__TASK ITEM__
Lines below that include the word "handle" should each be copied.

__Interface dataset entries__
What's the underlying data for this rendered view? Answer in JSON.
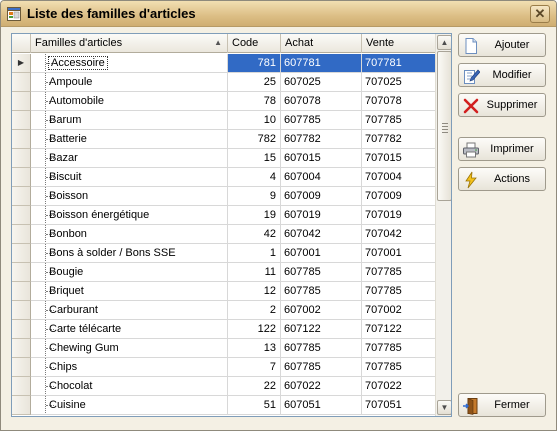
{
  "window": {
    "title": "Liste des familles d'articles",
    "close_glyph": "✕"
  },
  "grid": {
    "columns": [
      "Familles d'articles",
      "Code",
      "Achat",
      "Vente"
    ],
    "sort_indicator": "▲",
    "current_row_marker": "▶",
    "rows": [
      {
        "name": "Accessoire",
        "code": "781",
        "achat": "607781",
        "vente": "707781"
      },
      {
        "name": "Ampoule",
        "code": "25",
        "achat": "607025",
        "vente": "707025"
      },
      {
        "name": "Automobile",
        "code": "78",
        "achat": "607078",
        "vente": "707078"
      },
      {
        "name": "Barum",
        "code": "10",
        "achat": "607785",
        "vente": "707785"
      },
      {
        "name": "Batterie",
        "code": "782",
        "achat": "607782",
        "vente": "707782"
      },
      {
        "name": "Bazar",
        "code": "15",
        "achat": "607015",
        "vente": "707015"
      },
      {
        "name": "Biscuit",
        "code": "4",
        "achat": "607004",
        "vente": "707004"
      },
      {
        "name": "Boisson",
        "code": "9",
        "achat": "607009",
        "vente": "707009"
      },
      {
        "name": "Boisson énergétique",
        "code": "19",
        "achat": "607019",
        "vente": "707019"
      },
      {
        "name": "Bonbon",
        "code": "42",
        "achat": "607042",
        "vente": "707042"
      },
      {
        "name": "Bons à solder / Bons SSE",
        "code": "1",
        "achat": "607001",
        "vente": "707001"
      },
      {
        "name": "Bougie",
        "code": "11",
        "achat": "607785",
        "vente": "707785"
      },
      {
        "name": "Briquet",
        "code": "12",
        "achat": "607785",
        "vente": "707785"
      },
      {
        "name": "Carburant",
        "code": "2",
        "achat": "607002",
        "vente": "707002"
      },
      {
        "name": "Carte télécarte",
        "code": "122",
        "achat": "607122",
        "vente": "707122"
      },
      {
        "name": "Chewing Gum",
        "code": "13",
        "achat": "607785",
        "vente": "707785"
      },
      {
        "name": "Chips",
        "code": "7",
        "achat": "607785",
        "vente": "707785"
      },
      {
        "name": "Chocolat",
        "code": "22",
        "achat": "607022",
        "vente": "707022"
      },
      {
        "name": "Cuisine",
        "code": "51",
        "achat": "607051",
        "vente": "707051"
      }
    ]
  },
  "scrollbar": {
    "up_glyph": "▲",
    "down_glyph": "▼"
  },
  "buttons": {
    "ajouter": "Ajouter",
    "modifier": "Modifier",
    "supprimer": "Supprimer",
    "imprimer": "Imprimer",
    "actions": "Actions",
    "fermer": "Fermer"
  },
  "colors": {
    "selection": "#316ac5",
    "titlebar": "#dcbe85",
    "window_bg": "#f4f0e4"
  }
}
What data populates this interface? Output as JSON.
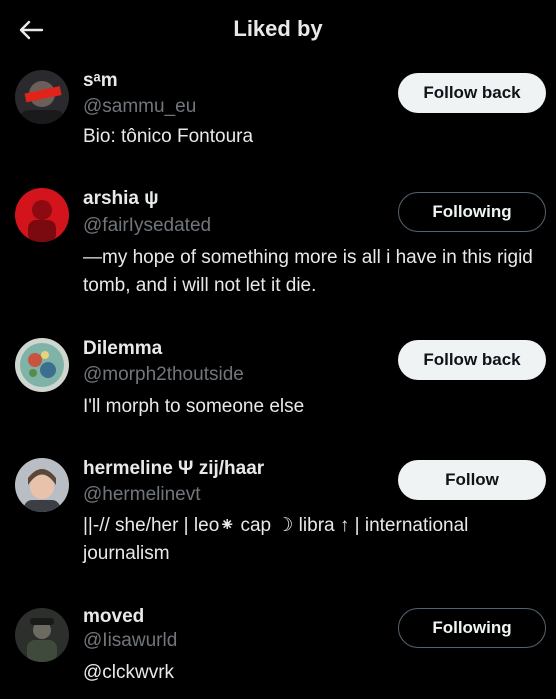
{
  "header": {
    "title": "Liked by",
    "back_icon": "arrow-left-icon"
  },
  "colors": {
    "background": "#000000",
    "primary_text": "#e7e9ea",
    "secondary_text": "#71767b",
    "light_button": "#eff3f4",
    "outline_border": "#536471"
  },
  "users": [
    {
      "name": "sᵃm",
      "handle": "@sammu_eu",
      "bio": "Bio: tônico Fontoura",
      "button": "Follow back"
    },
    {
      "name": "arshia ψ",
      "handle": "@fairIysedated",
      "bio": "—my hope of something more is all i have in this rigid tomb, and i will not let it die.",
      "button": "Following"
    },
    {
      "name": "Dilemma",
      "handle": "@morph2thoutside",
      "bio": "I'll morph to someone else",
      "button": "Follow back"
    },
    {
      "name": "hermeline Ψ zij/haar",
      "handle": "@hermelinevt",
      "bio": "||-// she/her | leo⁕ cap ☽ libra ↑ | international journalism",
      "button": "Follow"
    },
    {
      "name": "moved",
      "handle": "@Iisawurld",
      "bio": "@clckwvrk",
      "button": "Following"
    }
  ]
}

__RESPONSE__
      "handle": "@sammu_eu",
      "handle": "@fairIysedated",
      "handle": "@morph2thoutside",
      "handle": "@hermelinevt",
      "handle": "@Iisawurld",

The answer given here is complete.